Needless to say, it is in the US that the possibilities are being most energetically explored. Rural Louisiana has a problem with feral pigs, which breed rapidly and root up farmers’ crops: new state rules are planned to permit their year-round hunting. Last year an electrical engineer called Cy Brown, in the Louisiana town of Bunkie, devised a labour-saving approach to the problem. Equipping a model plane with a heat-sensing camera, he sends the “Dehogaflier”, as he calls it, up over his brother’s rice farm and the craft sends images of the pigs back to a computer on the ground, enabling hunters to locate them and head to the spot to shoot them. “In 15 minutes you know if it’s worth going out or not,” Brown said…

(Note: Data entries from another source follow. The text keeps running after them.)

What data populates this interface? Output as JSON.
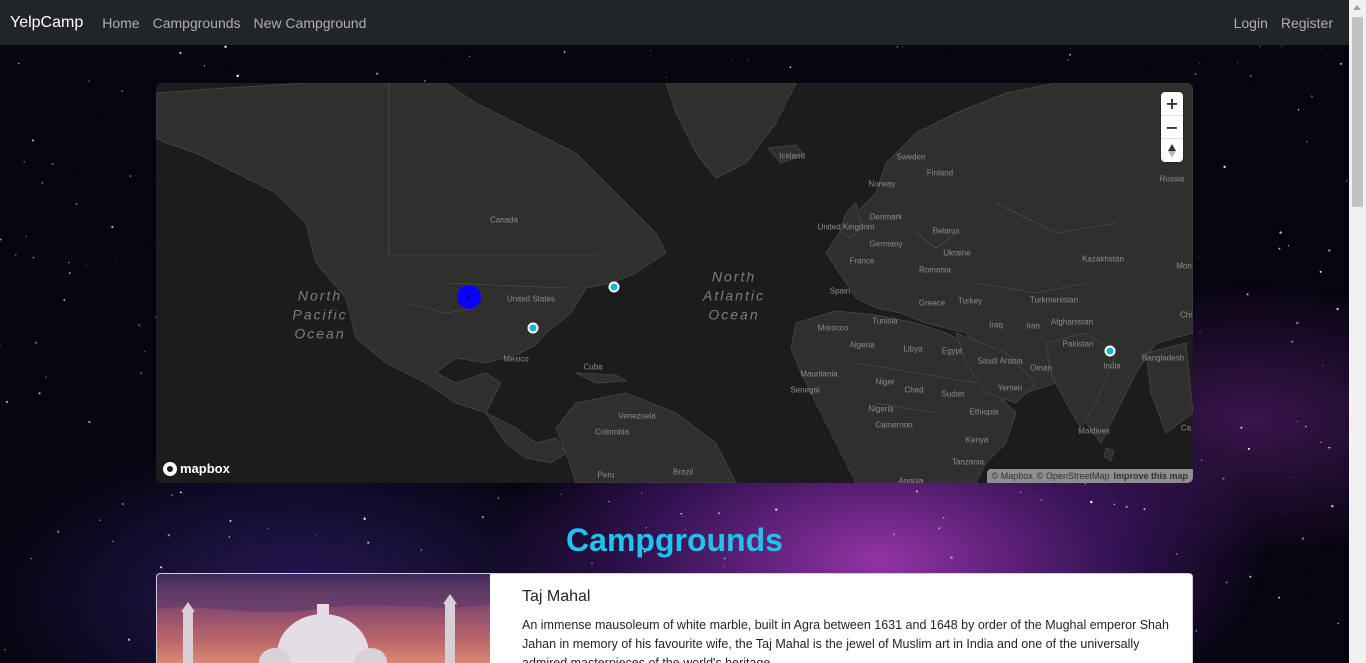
{
  "navbar": {
    "brand": "YelpCamp",
    "links": [
      "Home",
      "Campgrounds",
      "New Campground"
    ],
    "right_links": [
      "Login",
      "Register"
    ]
  },
  "map": {
    "country_labels": [
      "Iceland",
      "Sweden",
      "Finland",
      "Norway",
      "Russia",
      "Canada",
      "Denmark",
      "United Kingdom",
      "Belarus",
      "Germany",
      "France",
      "Ukraine",
      "Romania",
      "Kazakhstan",
      "Mon",
      "Spain",
      "Greece",
      "Turkey",
      "Turkmenistan",
      "Morocco",
      "Tunisia",
      "Iraq",
      "Iran",
      "Afghanistan",
      "Chi",
      "United States",
      "Mexico",
      "Cuba",
      "Algeria",
      "Libya",
      "Egypt",
      "Pakistan",
      "Saudi Arabia",
      "Oman",
      "India",
      "Bangladesh",
      "Mauritania",
      "Niger",
      "Chad",
      "Sudan",
      "Yemen",
      "Senegal",
      "Nigeria",
      "Ethiopia",
      "Venezuela",
      "Cameroon",
      "Colombia",
      "Kenya",
      "Maldives",
      "Peru",
      "Brazil",
      "Tanzania",
      "Ca",
      "Angola"
    ],
    "ocean_labels": [
      "North\nPacific\nOcean",
      "North\nAtlantic\nOcean"
    ],
    "zoom_in": "+",
    "zoom_out": "−",
    "logo_text": "mapbox",
    "attribution": [
      "© Mapbox",
      "© OpenStreetMap",
      "Improve this map"
    ],
    "marker_color": "#11b4da",
    "cluster_color": "#0a00ff"
  },
  "heading": "Campgrounds",
  "card": {
    "title": "Taj Mahal",
    "text": "An immense mausoleum of white marble, built in Agra between 1631 and 1648 by order of the Mughal emperor Shah Jahan in memory of his favourite wife, the Taj Mahal is the jewel of Muslim art in India and one of the universally admired masterpieces of the world's heritage."
  },
  "colors": {
    "navbar_bg": "#212529",
    "heading": "#1fc4ee",
    "map_bg": "#1b1c1c"
  }
}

This is the latest and perhaps most hair-raising development: “They’re built,” Manjoo writes, “to automatically, instantly collaborate in the air. The behaviour is modelled after insects like ants – it happens without a central coordinator, via the drones’ ability to sense their distance from one another as they fly. By the time you’ve stopped staring [at the video],” Manjoo comments, “you’ve opened another browser tab to look for good deals on bomb shelters.”
Orwell’s black vision of total surveillance – “It was even conceivable,” he wrote in 1984, “that [the Thought Police] watched everybody all the time” – is finally achieving its technological apotheosis. In a few weeks, the US Army is expected to deploy in Afghanistan its latest helicopter-style drone, the A160 Hummingbird, equipped with 1.8 gigapixel colour cameras. Able to hover, unlike current drones, it will have “unprecedented capability to track and monitor activity on the ground”, the Army says. Able to track people and vehicles from above 20,000ft, and with a 65sq-mile field of view, it will have 65 steerable “windows” able to follow separate targets. More modest surveillance drones may be used to enhance police monitoring of London’s Olympics.